So why do people in certain groups get so hung up when we start talking about becoming wealthy, how to become wealthy, studying money, or aspiring to become a millionaire? Well, I believe there is a lot of confusion in these groups. More specifically, the Christian groups that I grew up in. Wealth and aspiring to build wealth is frowned upon, and sadly for those that have developed some level of wealth, life in those circles can be difficult.
But let’s explore wealth in the Bible for just a moment by taking some very prominent figures and statements made about their wealth.
Abraham, Isaac, and Jacob
“And the servant took ten camels of the camels of his master, and departed; for all the goods of his master were in his hand: and he arose, and went to Mesopotamia, unto the city of Nahor.”
Let’s put this verse in perspective. Today, cars are the primary mode of transportation. In Abraham’s day, camels. Abraham’s servant took 10 camels of his masters camels. That means he had even more camels. Cars. Camels. Do you know anyone with 10 cars and more parked in the garage? Abraham was a wealthy dude. There are lots of other references to his gold, silver, sheep and other holdings.
Genesis 26: 13-14
“The man [Isaac] became rich, and his wealth continued to grow until he became very wealthy. He had so many flocks and herds and servants that the Philistines envied him.”
Isaac was a wealthy dude and apparently, he built his wealth over time.
“As a result, Jacob became very wealthy, with large flocks of sheep and goats, female and male servants, and many camels and donkeys.”
Jacob was a wealthy dude. Runs in the family, but Jacob didn’t get rich off Daddy’s money. In fact, Jacob hadn’t even seen his dad in many years when the Bible says he became wealthy.
David was wealthy. Extremely.
1 Chronicles 22:14
“Indeed I have taken much trouble to prepare for the house of the Lord one hundred thousand talents of gold and one million talents of silver, and bronze and iron beyond measure, for it is so abundant. I have prepared timber and stone also, and you may add to them.”
In perspective, that’s 3,300 tons of gold, and 33,000 tons of silver. By comparison, the United States has 6,500 tons of gold at Fort Knox. By today’s standards, David had about $137 billion in gold, and almost $15 billion in silver. Not bad for the guy after God’s own heart.
I love this one.
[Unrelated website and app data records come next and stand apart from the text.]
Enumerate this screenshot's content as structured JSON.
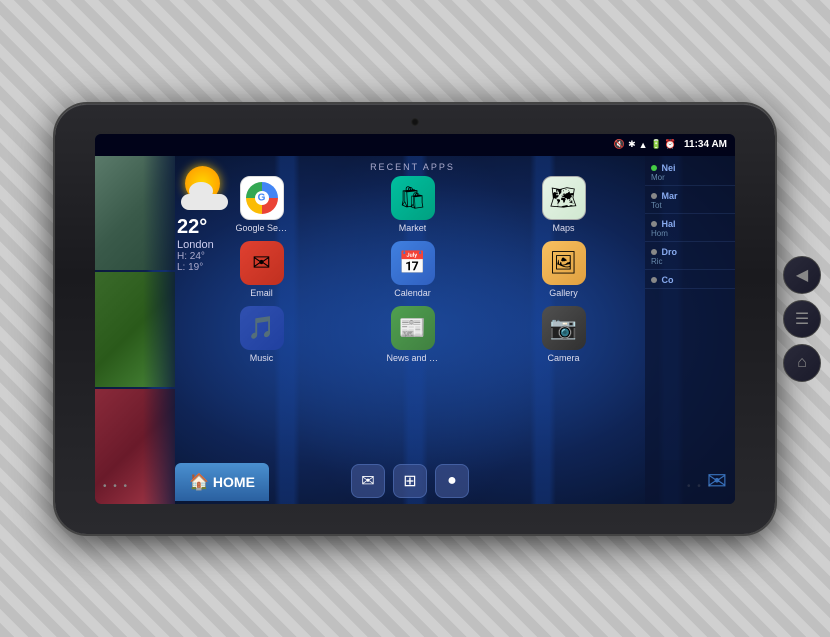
{
  "tablet": {
    "status_bar": {
      "time": "11:34 AM",
      "icons": [
        "volume-off",
        "bluetooth",
        "wifi",
        "battery",
        "alarm"
      ]
    },
    "weather": {
      "temperature": "22°",
      "city": "London",
      "high": "H: 24°",
      "low": "L: 19°"
    },
    "recent_apps_title": "RECENT APPS",
    "apps": [
      {
        "id": "google-search",
        "label": "Google Search",
        "type": "google-search"
      },
      {
        "id": "market",
        "label": "Market",
        "type": "market"
      },
      {
        "id": "maps",
        "label": "Maps",
        "type": "maps"
      },
      {
        "id": "email",
        "label": "Email",
        "type": "email"
      },
      {
        "id": "calendar",
        "label": "Calendar",
        "type": "calendar"
      },
      {
        "id": "gallery",
        "label": "Gallery",
        "type": "gallery"
      },
      {
        "id": "music",
        "label": "Music",
        "type": "music"
      },
      {
        "id": "news-weather",
        "label": "News and Wi",
        "type": "news"
      },
      {
        "id": "camera",
        "label": "Camera",
        "type": "camera"
      }
    ],
    "home_label": "HOME",
    "dock_icons": [
      "email",
      "apps",
      "search"
    ],
    "contacts": [
      {
        "name": "Nei",
        "status": "Mor",
        "online": true
      },
      {
        "name": "Mar",
        "status": "Tot",
        "online": false
      },
      {
        "name": "Hal",
        "status": "Hom",
        "online": false
      },
      {
        "name": "Dro",
        "status": "Ric",
        "online": false
      },
      {
        "name": "Co",
        "status": "",
        "online": false
      }
    ],
    "nav_buttons": [
      "back",
      "menu",
      "home"
    ]
  }
}
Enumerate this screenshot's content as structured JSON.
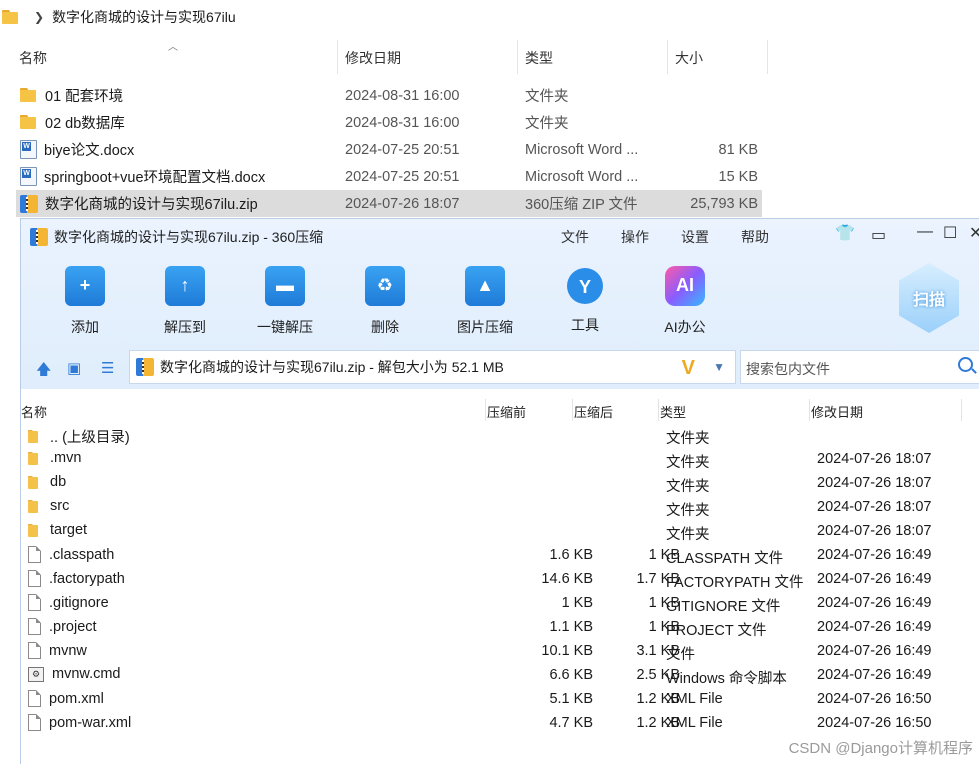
{
  "explorer": {
    "breadcrumb": "数字化商城的设计与实现67ilu",
    "columns": {
      "name": "名称",
      "modified": "修改日期",
      "type": "类型",
      "size": "大小"
    },
    "rows": [
      {
        "name": "01 配套环境",
        "date": "2024-08-31 16:00",
        "type": "文件夹",
        "size": "",
        "icon": "folder-icon"
      },
      {
        "name": "02 db数据库",
        "date": "2024-08-31 16:00",
        "type": "文件夹",
        "size": "",
        "icon": "folder-icon"
      },
      {
        "name": "biye论文.docx",
        "date": "2024-07-25 20:51",
        "type": "Microsoft Word ...",
        "size": "81 KB",
        "icon": "word-doc-icon"
      },
      {
        "name": "springboot+vue环境配置文档.docx",
        "date": "2024-07-25 20:51",
        "type": "Microsoft Word ...",
        "size": "15 KB",
        "icon": "word-doc-icon"
      },
      {
        "name": "数字化商城的设计与实现67ilu.zip",
        "date": "2024-07-26 18:07",
        "type": "360压缩 ZIP 文件",
        "size": "25,793 KB",
        "icon": "zip-icon",
        "selected": true
      }
    ]
  },
  "zipwin": {
    "title": "数字化商城的设计与实现67ilu.zip - 360压缩",
    "menu": [
      "文件",
      "操作",
      "设置",
      "帮助"
    ],
    "toolbar": [
      {
        "label": "添加",
        "icon": "add-icon",
        "glyph": "+"
      },
      {
        "label": "解压到",
        "icon": "extract-to-icon",
        "glyph": "↑"
      },
      {
        "label": "一键解压",
        "icon": "one-click-extract-icon",
        "glyph": "▬"
      },
      {
        "label": "删除",
        "icon": "delete-icon",
        "glyph": "♻"
      },
      {
        "label": "图片压缩",
        "icon": "image-compress-icon",
        "glyph": "▲"
      },
      {
        "label": "工具",
        "icon": "tools-icon",
        "glyph": "Y"
      },
      {
        "label": "AI办公",
        "icon": "ai-office-icon",
        "glyph": "AI"
      }
    ],
    "scan_label": "扫描",
    "address": "数字化商城的设计与实现67ilu.zip - 解包大小为 52.1 MB",
    "search_placeholder": "搜索包内文件",
    "columns": {
      "name": "名称",
      "before": "压缩前",
      "after": "压缩后",
      "type": "类型",
      "date": "修改日期"
    },
    "rows": [
      {
        "name": ".. (上级目录)",
        "before": "",
        "after": "",
        "type": "文件夹",
        "date": "",
        "icon": "folder-icon"
      },
      {
        "name": ".mvn",
        "before": "",
        "after": "",
        "type": "文件夹",
        "date": "2024-07-26 18:07",
        "icon": "folder-icon"
      },
      {
        "name": "db",
        "before": "",
        "after": "",
        "type": "文件夹",
        "date": "2024-07-26 18:07",
        "icon": "folder-icon"
      },
      {
        "name": "src",
        "before": "",
        "after": "",
        "type": "文件夹",
        "date": "2024-07-26 18:07",
        "icon": "folder-icon"
      },
      {
        "name": "target",
        "before": "",
        "after": "",
        "type": "文件夹",
        "date": "2024-07-26 18:07",
        "icon": "folder-icon"
      },
      {
        "name": ".classpath",
        "before": "1.6 KB",
        "after": "1 KB",
        "type": "CLASSPATH 文件",
        "date": "2024-07-26 16:49",
        "icon": "file-icon"
      },
      {
        "name": ".factorypath",
        "before": "14.6 KB",
        "after": "1.7 KB",
        "type": "FACTORYPATH 文件",
        "date": "2024-07-26 16:49",
        "icon": "file-icon"
      },
      {
        "name": ".gitignore",
        "before": "1 KB",
        "after": "1 KB",
        "type": "GITIGNORE 文件",
        "date": "2024-07-26 16:49",
        "icon": "file-icon"
      },
      {
        "name": ".project",
        "before": "1.1 KB",
        "after": "1 KB",
        "type": "PROJECT 文件",
        "date": "2024-07-26 16:49",
        "icon": "file-icon"
      },
      {
        "name": "mvnw",
        "before": "10.1 KB",
        "after": "3.1 KB",
        "type": "文件",
        "date": "2024-07-26 16:49",
        "icon": "file-icon"
      },
      {
        "name": "mvnw.cmd",
        "before": "6.6 KB",
        "after": "2.5 KB",
        "type": "Windows 命令脚本",
        "date": "2024-07-26 16:49",
        "icon": "cmd-script-icon"
      },
      {
        "name": "pom.xml",
        "before": "5.1 KB",
        "after": "1.2 KB",
        "type": "XML File",
        "date": "2024-07-26 16:50",
        "icon": "file-icon"
      },
      {
        "name": "pom-war.xml",
        "before": "4.7 KB",
        "after": "1.2 KB",
        "type": "XML File",
        "date": "2024-07-26 16:50",
        "icon": "file-icon"
      }
    ]
  },
  "watermark": "CSDN @Django计算机程序"
}
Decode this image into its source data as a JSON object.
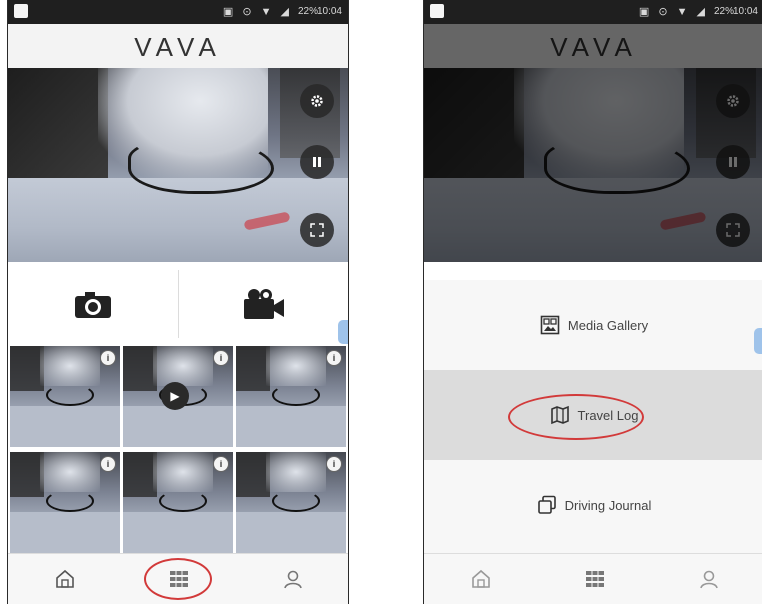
{
  "app": {
    "logo": "VAVA"
  },
  "status_bar": {
    "battery": "22%",
    "left_time": "10:04",
    "right_time": "10:04"
  },
  "left_screen": {
    "preview_caption": "",
    "buttons": {
      "settings_icon": "gear-icon",
      "pause_icon": "pause-icon",
      "fullscreen_icon": "fullscreen-icon"
    },
    "actions": [
      {
        "name": "take-photo",
        "icon": "camera-icon"
      },
      {
        "name": "record-video",
        "icon": "video-camera-icon"
      }
    ],
    "thumbnails": [
      {
        "type": "photo"
      },
      {
        "type": "video"
      },
      {
        "type": "photo"
      },
      {
        "type": "photo"
      },
      {
        "type": "photo"
      },
      {
        "type": "photo"
      }
    ],
    "nav": [
      {
        "name": "home",
        "icon": "home-icon"
      },
      {
        "name": "gallery",
        "icon": "grid-icon",
        "highlighted": true
      },
      {
        "name": "profile",
        "icon": "user-icon"
      }
    ]
  },
  "right_screen": {
    "menu": [
      {
        "label": "Media Gallery",
        "icon": "media-gallery-icon",
        "selected": false
      },
      {
        "label": "Travel Log",
        "icon": "map-icon",
        "selected": true
      },
      {
        "label": "Driving Journal",
        "icon": "journal-icon",
        "selected": false
      }
    ],
    "nav": [
      {
        "name": "home",
        "icon": "home-icon"
      },
      {
        "name": "gallery",
        "icon": "grid-icon"
      },
      {
        "name": "profile",
        "icon": "user-icon"
      }
    ]
  },
  "colors": {
    "highlight_ellipse": "#d23a3a",
    "selected_row": "#dcdcdc"
  }
}
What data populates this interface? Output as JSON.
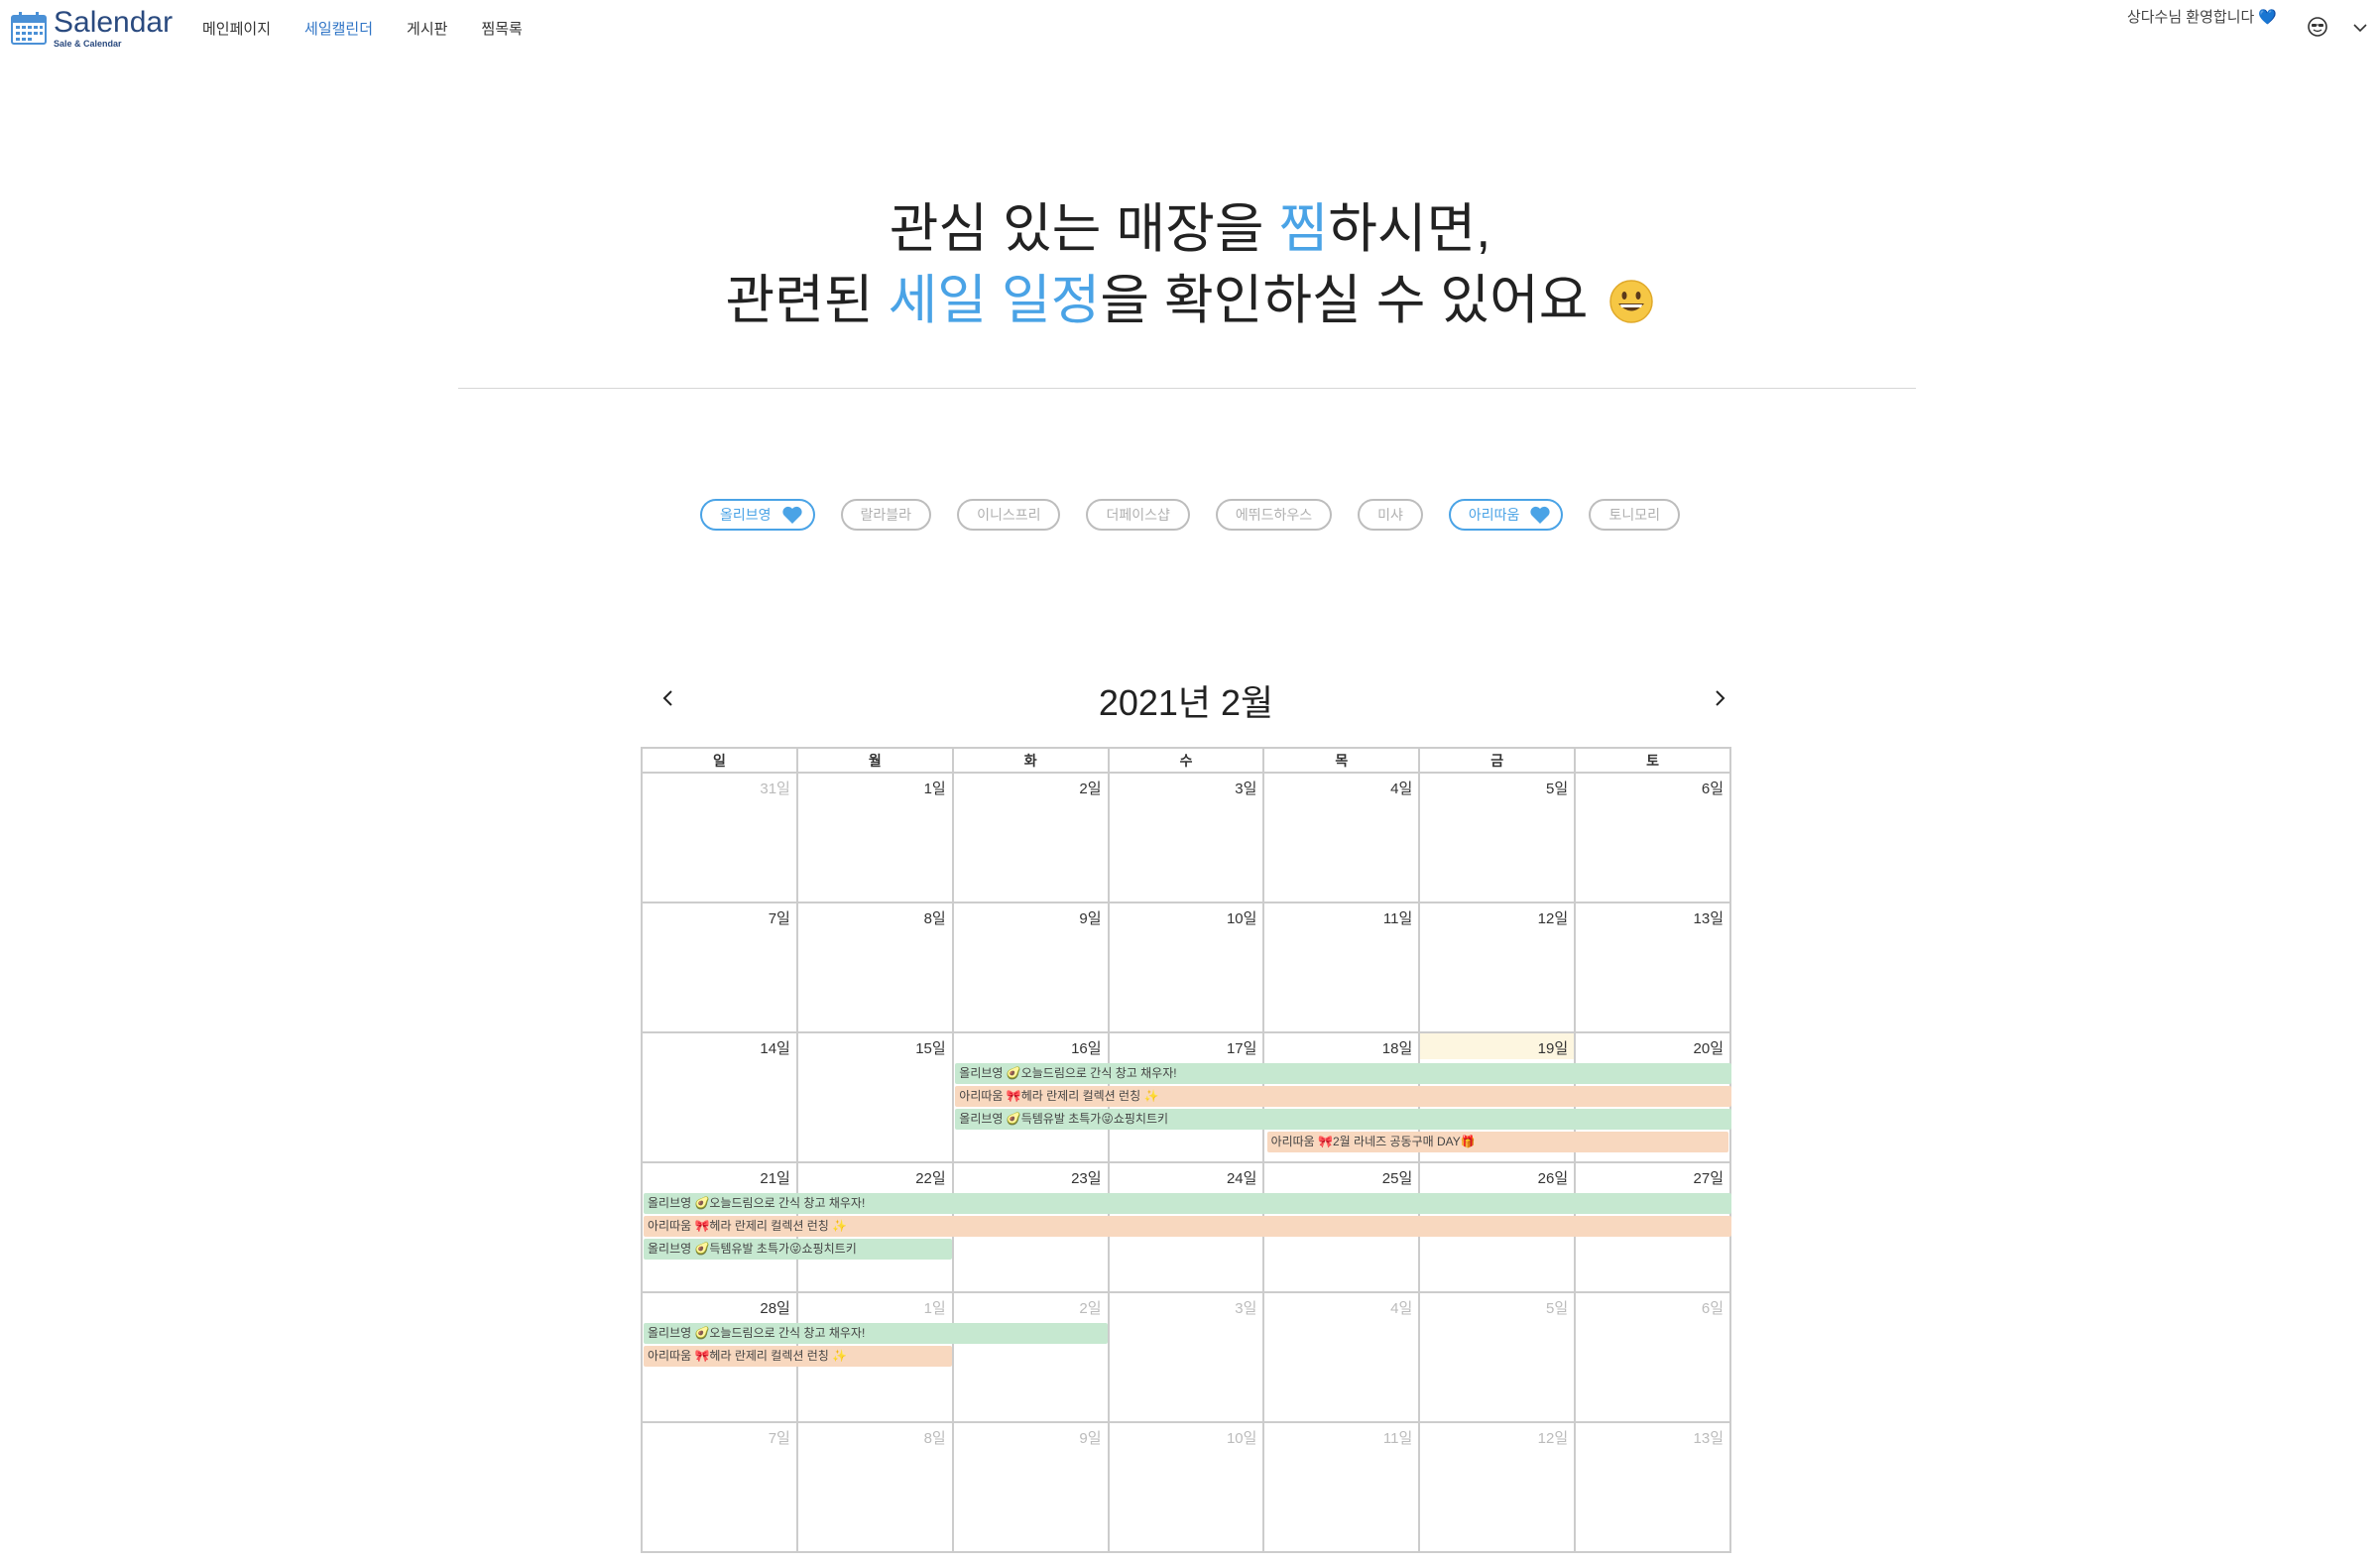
{
  "nav": {
    "logo_title": "Salendar",
    "logo_sub": "Sale & Calendar",
    "menu": [
      "메인페이지",
      "세일캘린더",
      "게시판",
      "찜목록"
    ],
    "welcome": "상다수님 환영합니다",
    "welcome_heart": "💙"
  },
  "hero": {
    "line1_a": "관심 있는 매장을 ",
    "line1_hl": "찜",
    "line1_b": "하시면,",
    "line2_a": "관련된 ",
    "line2_hl": "세일 일정",
    "line2_b": "을 확인하실 수 있어요"
  },
  "chips": [
    {
      "label": "올리브영",
      "on": true
    },
    {
      "label": "랄라블라",
      "on": false
    },
    {
      "label": "이니스프리",
      "on": false
    },
    {
      "label": "더페이스샵",
      "on": false
    },
    {
      "label": "에뛰드하우스",
      "on": false
    },
    {
      "label": "미샤",
      "on": false
    },
    {
      "label": "아리따움",
      "on": true
    },
    {
      "label": "토니모리",
      "on": false
    }
  ],
  "calendar": {
    "title": "2021년 2월",
    "weekdays": [
      "일",
      "월",
      "화",
      "수",
      "목",
      "금",
      "토"
    ],
    "weeks": [
      [
        "31일",
        "1일",
        "2일",
        "3일",
        "4일",
        "5일",
        "6일"
      ],
      [
        "7일",
        "8일",
        "9일",
        "10일",
        "11일",
        "12일",
        "13일"
      ],
      [
        "14일",
        "15일",
        "16일",
        "17일",
        "18일",
        "19일",
        "20일"
      ],
      [
        "21일",
        "22일",
        "23일",
        "24일",
        "25일",
        "26일",
        "27일"
      ],
      [
        "28일",
        "1일",
        "2일",
        "3일",
        "4일",
        "5일",
        "6일"
      ],
      [
        "7일",
        "8일",
        "9일",
        "10일",
        "11일",
        "12일",
        "13일"
      ]
    ],
    "other_month": [
      [
        0
      ],
      [],
      [],
      [],
      [
        1,
        2,
        3,
        4,
        5,
        6
      ],
      [
        0,
        1,
        2,
        3,
        4,
        5,
        6
      ]
    ],
    "today": [
      2,
      5
    ],
    "events": [
      {
        "week": 2,
        "start": 2,
        "end": 6,
        "row": 0,
        "color": "green",
        "text": "올리브영 🥑오늘드림으로 간식 창고 채우자!"
      },
      {
        "week": 2,
        "start": 2,
        "end": 6,
        "row": 1,
        "color": "orange",
        "text": "아리따움 🎀헤라 란제리 컬렉션 런칭 ✨"
      },
      {
        "week": 2,
        "start": 2,
        "end": 6,
        "row": 2,
        "color": "green",
        "text": "올리브영 🥑득템유발 초특가😜쇼핑치트키"
      },
      {
        "week": 2,
        "start": 4,
        "end": 6,
        "row": 3,
        "color": "orange",
        "text": "아리따움 🎀2월 라네즈 공동구매 DAY🎁"
      },
      {
        "week": 3,
        "start": 0,
        "end": 6,
        "row": 0,
        "color": "green",
        "text": "올리브영 🥑오늘드림으로 간식 창고 채우자!"
      },
      {
        "week": 3,
        "start": 0,
        "end": 6,
        "row": 1,
        "color": "orange",
        "text": "아리따움 🎀헤라 란제리 컬렉션 런칭 ✨"
      },
      {
        "week": 3,
        "start": 0,
        "end": 1,
        "row": 2,
        "color": "green",
        "text": "올리브영 🥑득템유발 초특가😜쇼핑치트키"
      },
      {
        "week": 4,
        "start": 0,
        "end": 2,
        "row": 0,
        "color": "green",
        "text": "올리브영 🥑오늘드림으로 간식 창고 채우자!"
      },
      {
        "week": 4,
        "start": 0,
        "end": 1,
        "row": 1,
        "color": "orange",
        "text": "아리따움 🎀헤라 란제리 컬렉션 런칭 ✨"
      }
    ]
  },
  "colors": {
    "accent": "#4aa3e6",
    "menu_active": "#2f74c6",
    "event_green": "#c6e8d0",
    "event_orange": "#f8d8bf",
    "today_bg": "#fdf6e0"
  }
}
It dispels all the negative wealth myths.
1 Kings 3:12-13
“Behold, I (God) have done according to thy words: lo, I have given thee a wise and an understanding heart; so that there was none like thee before thee, neither after thee shall any arise like unto thee.
And I have also given thee that which thou hast not asked, both riches, and honour: so that there shall not be any among the kings like unto thee all thy days.”
In this verse, it is God that decided to make Solomon rich. And everyone said, “Whaaaaat?” Seriously, this should put the discussion totally to rest. Wealth is not bad. Having wealth is not bad. It’s what you do with it and how you live your life that matters.
Don’t believe me? Well take a look at Jesus’ usage of money as he talked about servants and talents in Matthew 25:14-30. Why would Jesus use an example of rewarding someone who managed money well and multiplied it while punishing someone who mismanaged their money and punished them? It really makes you think.
So here’s some food for thought to all my friends in the Christian circles. What is wealth for? That answer is simple. Enjoy life. Help others. Serve God. Money isn’t evil. Wealth isn’t evil. In fact, an argument could be made that if you don’t build wealth, you’re probably not stewarding your life or your resources properly. How so? Well, wealth is a natural byproduct of hard work, knowledge and wisdom. If you don’t end up wealthy during your lifetime, it’s may just be because you didn’t steward your resources and life as well as you should have. Just maybe.